      The Problem:
      Part of the application I was writing involved displaying a table with a list of image information. When a row of the table was clicked, the image itself is displayed in a lightbox positioned in the center of the screen based on the height and width of the image. I was using jQuery and the jqModal plugin to do this. I set the click event of the table row to change the ‘src’ attribute on the image tag inside the lightbox, and binded a load event to the image tag inside the lightbox that repositioned the lightbox then displayed it. That way, I was sure that the code to grab the dimensions of the image wouldn’t execute until the image was loaded. At least, that’s what I thought. For some reason, Internet Explorer was not getting the dimensions of the image, causing the upper-left corner of the lightbox to always be in the middle of the screen, despite the size of the image.

      I discovered that the source of the problem was that because the lightbox was set to “display: none” when the src attribute was changed, the image wasn’t actually being loaded despite triggering the load event. Internet Explorer does not load images unless they are actually being displayed. Because of this, I kept getting 0 as the height and width of the image.

      The Solution:
      It turns out that the images will load properly if the containing element is set to “visibility: hidden”. However, since jQuery and the plugin I was using hides elements by setting them to “display: none” by default, I merely implemented a workaround for IE which looks something like this:


      if ( navigator.appName == "Microsoft Internet Explorer" ) {

      $('#lightbox-image-container').css('visibility', 'hidden');

      $('#lightbox-image-container').css('display', 'block');

      }

      var image = document.getElementById("lightbox-image");

      var imgWidth = image.width;

      var imgHeight = image.height;

      if ( navigator.appname == "Microsoft Internet Explorer" ) {

      $('#lightbox-image-container').css('display', 'none');

      $('#lightbox-image-container').css('visibility', 'visible');

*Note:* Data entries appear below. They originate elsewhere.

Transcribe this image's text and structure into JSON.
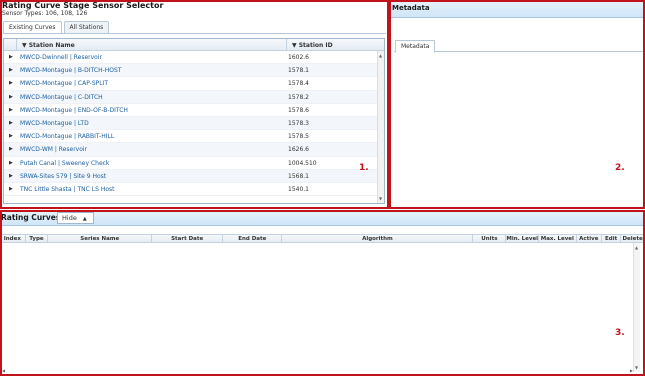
{
  "sensor_selector": {
    "title": "Rating Curve Stage Sensor Selector",
    "subtitle": "Sensor Types: 106, 108, 126",
    "tabs": [
      "Existing Curves",
      "All Stations"
    ],
    "columns": {
      "name": "Station Name",
      "id": "Station ID"
    },
    "rows": [
      {
        "name": "MWCD-Dwinnell | Reservoir",
        "id": "1602.6"
      },
      {
        "name": "MWCD-Montague | B-DITCH-HOST",
        "id": "1578.1"
      },
      {
        "name": "MWCD-Montague | CAP-SPLIT",
        "id": "1578.4"
      },
      {
        "name": "MWCD-Montague | C-DITCH",
        "id": "1578.2"
      },
      {
        "name": "MWCD-Montague | END-OF-B-DITCH",
        "id": "1578.6"
      },
      {
        "name": "MWCD-Montague | LTD",
        "id": "1578.3"
      },
      {
        "name": "MWCD-Montague | RABBIT-HILL",
        "id": "1578.5"
      },
      {
        "name": "MWCD-WM | Reservoir",
        "id": "1626.6"
      },
      {
        "name": "Putah Canal | Sweeney Check",
        "id": "1004.510"
      },
      {
        "name": "SRWA-Sites 579 | Site 9 Host",
        "id": "1568.1"
      },
      {
        "name": "TNC Little Shasta | TNC LS Host",
        "id": "1540.1"
      }
    ],
    "annotation": "1."
  },
  "metadata_panel": {
    "title": "Metadata",
    "tab": "Metadata",
    "annotation": "2."
  },
  "rating_curves": {
    "title": "Rating Curves",
    "hide_label": "Hide",
    "columns": [
      "Index",
      "Type",
      "Series Name",
      "Start Date",
      "End Date",
      "Algorithm",
      "Units",
      "Min. Level",
      "Max. Level",
      "Active",
      "Edit",
      "Delete"
    ],
    "annotation": "3."
  },
  "colors": {
    "highlight_border": "#c0131a",
    "header_blue": "#cfe5f8",
    "link_blue": "#1c5ea0"
  }
}
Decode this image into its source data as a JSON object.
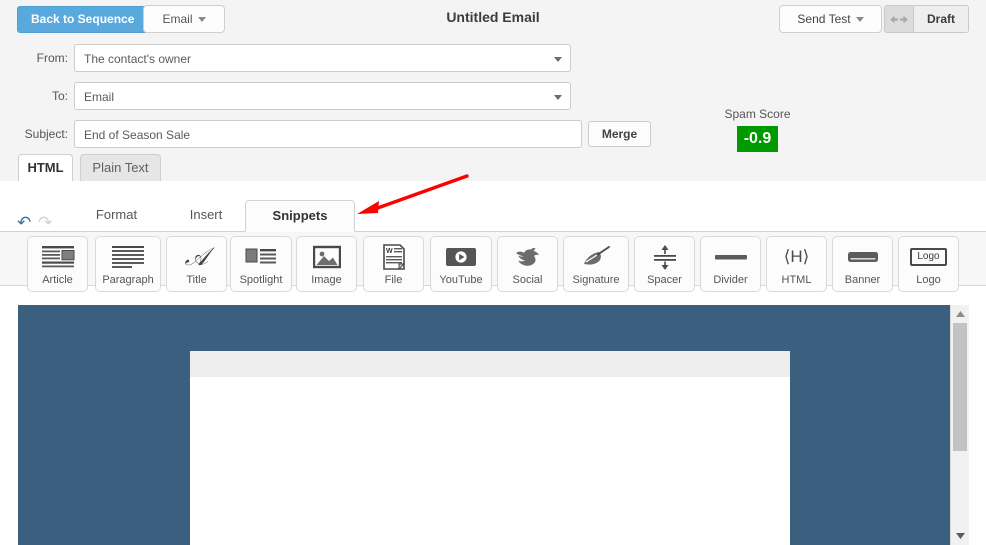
{
  "topbar": {
    "back_button": "Back to Sequence",
    "type_dropdown": "Email",
    "document_title": "Untitled Email",
    "send_test": "Send Test",
    "status": "Draft",
    "accent_blue": "#5aa9dd"
  },
  "form": {
    "from_label": "From:",
    "from_value": "The contact's owner",
    "to_label": "To:",
    "to_value": "Email",
    "subject_label": "Subject:",
    "subject_value": "End of Season Sale",
    "merge_button": "Merge"
  },
  "spam": {
    "title": "Spam Score",
    "score": "-0.9",
    "badge_color": "#009900"
  },
  "content_tabs": [
    {
      "label": "HTML",
      "active": true
    },
    {
      "label": "Plain Text",
      "active": false
    }
  ],
  "editor": {
    "undo_icon": "undo-arrow",
    "redo_icon": "redo-arrow",
    "tabs": [
      {
        "label": "Format",
        "active": false
      },
      {
        "label": "Insert",
        "active": false
      },
      {
        "label": "Snippets",
        "active": true
      }
    ]
  },
  "snippets": [
    {
      "label": "Article",
      "icon": "article-icon"
    },
    {
      "label": "Paragraph",
      "icon": "paragraph-icon"
    },
    {
      "label": "Title",
      "icon": "title-script-a-icon"
    },
    {
      "label": "Spotlight",
      "icon": "spotlight-icon"
    },
    {
      "label": "Image",
      "icon": "image-icon"
    },
    {
      "label": "File",
      "icon": "file-document-icon"
    },
    {
      "label": "YouTube",
      "icon": "youtube-play-icon"
    },
    {
      "label": "Social",
      "icon": "social-bird-icon"
    },
    {
      "label": "Signature",
      "icon": "signature-quill-icon"
    },
    {
      "label": "Spacer",
      "icon": "spacer-arrows-icon"
    },
    {
      "label": "Divider",
      "icon": "divider-bar-icon"
    },
    {
      "label": "HTML",
      "icon": "html-brackets-icon"
    },
    {
      "label": "Banner",
      "icon": "banner-icon"
    },
    {
      "label": "Logo",
      "icon": "logo-box-icon",
      "glyph": "Logo"
    }
  ],
  "canvas": {
    "background_color": "#3b5f7e",
    "body_color": "#ffffff",
    "body_header_color": "#ededed"
  },
  "annotation": {
    "type": "red-arrow",
    "color": "#ff0000",
    "points_to": "Snippets"
  }
}
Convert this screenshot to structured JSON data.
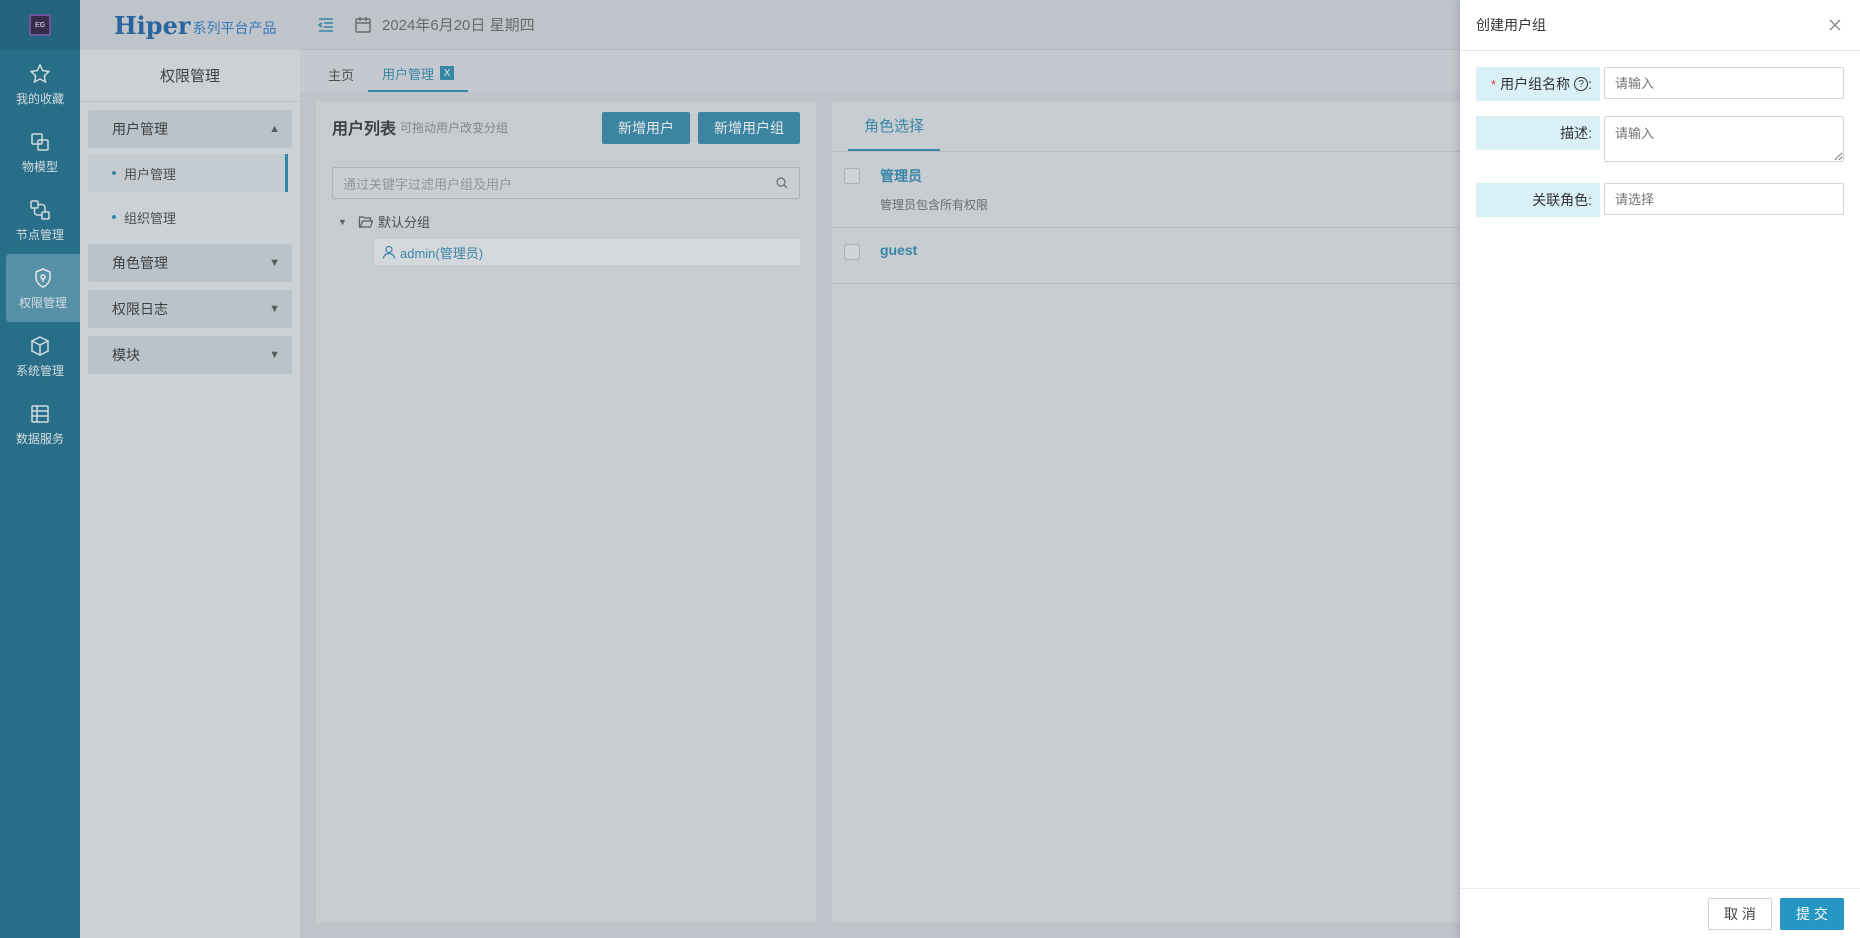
{
  "brand": {
    "name": "Hiper",
    "suffix": "系列平台产品"
  },
  "rail": {
    "items": [
      {
        "label": "我的收藏",
        "icon": "star-icon"
      },
      {
        "label": "物模型",
        "icon": "model-icon"
      },
      {
        "label": "节点管理",
        "icon": "node-icon"
      },
      {
        "label": "权限管理",
        "icon": "shield-icon"
      },
      {
        "label": "系统管理",
        "icon": "box-icon"
      },
      {
        "label": "数据服务",
        "icon": "data-icon"
      }
    ],
    "active": "权限管理"
  },
  "sidebar": {
    "title": "权限管理",
    "groups": [
      {
        "label": "用户管理",
        "expanded": true,
        "children": [
          "用户管理",
          "组织管理"
        ]
      },
      {
        "label": "角色管理",
        "expanded": false
      },
      {
        "label": "权限日志",
        "expanded": false
      },
      {
        "label": "模块",
        "expanded": false
      }
    ],
    "active_child": "用户管理"
  },
  "topbar": {
    "date": "2024年6月20日 星期四"
  },
  "tabs": [
    {
      "label": "主页",
      "active": false
    },
    {
      "label": "用户管理",
      "active": true,
      "close": "X"
    }
  ],
  "user_panel": {
    "title": "用户列表",
    "hint": "可拖动用户改变分组",
    "add_user": "新增用户",
    "add_group": "新增用户组",
    "search_placeholder": "通过关键字过滤用户组及用户",
    "tree": {
      "root": "默认分组",
      "leaf": "admin(管理员)"
    }
  },
  "role_panel": {
    "tab": "角色选择",
    "roles": [
      {
        "name": "管理员",
        "desc": "管理员包含所有权限"
      },
      {
        "name": "guest",
        "desc": ""
      }
    ]
  },
  "drawer": {
    "title": "创建用户组",
    "fields": {
      "name_label": "用户组名称",
      "name_suffix": ":",
      "name_placeholder": "请输入",
      "desc_label": "描述:",
      "desc_placeholder": "请输入",
      "role_label": "关联角色:",
      "role_placeholder": "请选择"
    },
    "required_mark": "*",
    "help_mark": "?",
    "cancel": "取 消",
    "submit": "提 交"
  },
  "colors": {
    "rail": "#176b88",
    "accent": "#2a88ad",
    "submit": "#2697c2",
    "label_bg": "#daf0f7",
    "required": "#e8413a"
  }
}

      }

      Note I used document.getElememtById to reference the image rather than using the jQuery width and height methods because the former is more compatible cross-browser.

      Coding HTML Emails

      April 29, 2009


      Any developer who’s ever put together an HTML email, felt good about it, then looked at it in an email client such as Outlook (or Outlook, Outlook, and even Outlook) knows exactly why I feel compelled to write this post.  The way HTML renders in web browser and the way it renders in an email client are 2 completely different animals, and having done my fair share of emails I think I can provide some insight.

       

      If you don’t feel like reading this entire post, then remember what I think is the golden rule of HTML email coding:  Use the oldest possible techniques when creating an email.  That’s right, pretend you’re a developer in the early 90’s and you’ve never heard of background images, floating divs, z-indicies and all that good stuff that makes the internet fun.

       

      To be a little more specific, here’s a list of some do’s and dont’s for creating HTML emails:

      DON’T:

      • Use div tags.  Ever. (The only time I think I’ll ever say that in my life)
      • Use IDs or classes on any element.
      • Use relative or absolute positioning.
      • Use margins or padding for spacing.
      • Use background images on anything.
      • Even think about using Javascript under any circumstances.

       

      DO:

      • Use tables and nothing but tables to layout your email.
      • Keep use of rowspan and colspan to a minimum.
      • Use HTML attributes in lieu of inline styles whenever possible (for example, width=”50″ instead of style=”width: 50px;”)
      • Use spacer gifs in their own cell for dead space (in lieu of margins and padding)
      • Apply all text styles inline.
      • Specify line-height on all text.
      • Keep use of CSS as basic as possible (just stuff like color, font-family, font-size, line-height, nothing too fancy)

       

      If you’re in doubt about what CSS styles are supported in what browser, here’s a really good resource:
       Guide to CSS Support in Email Clients (2008)

       

      Also, I would recommend checking out the Email Standards Project.  It’s definitely a worthwhile cause.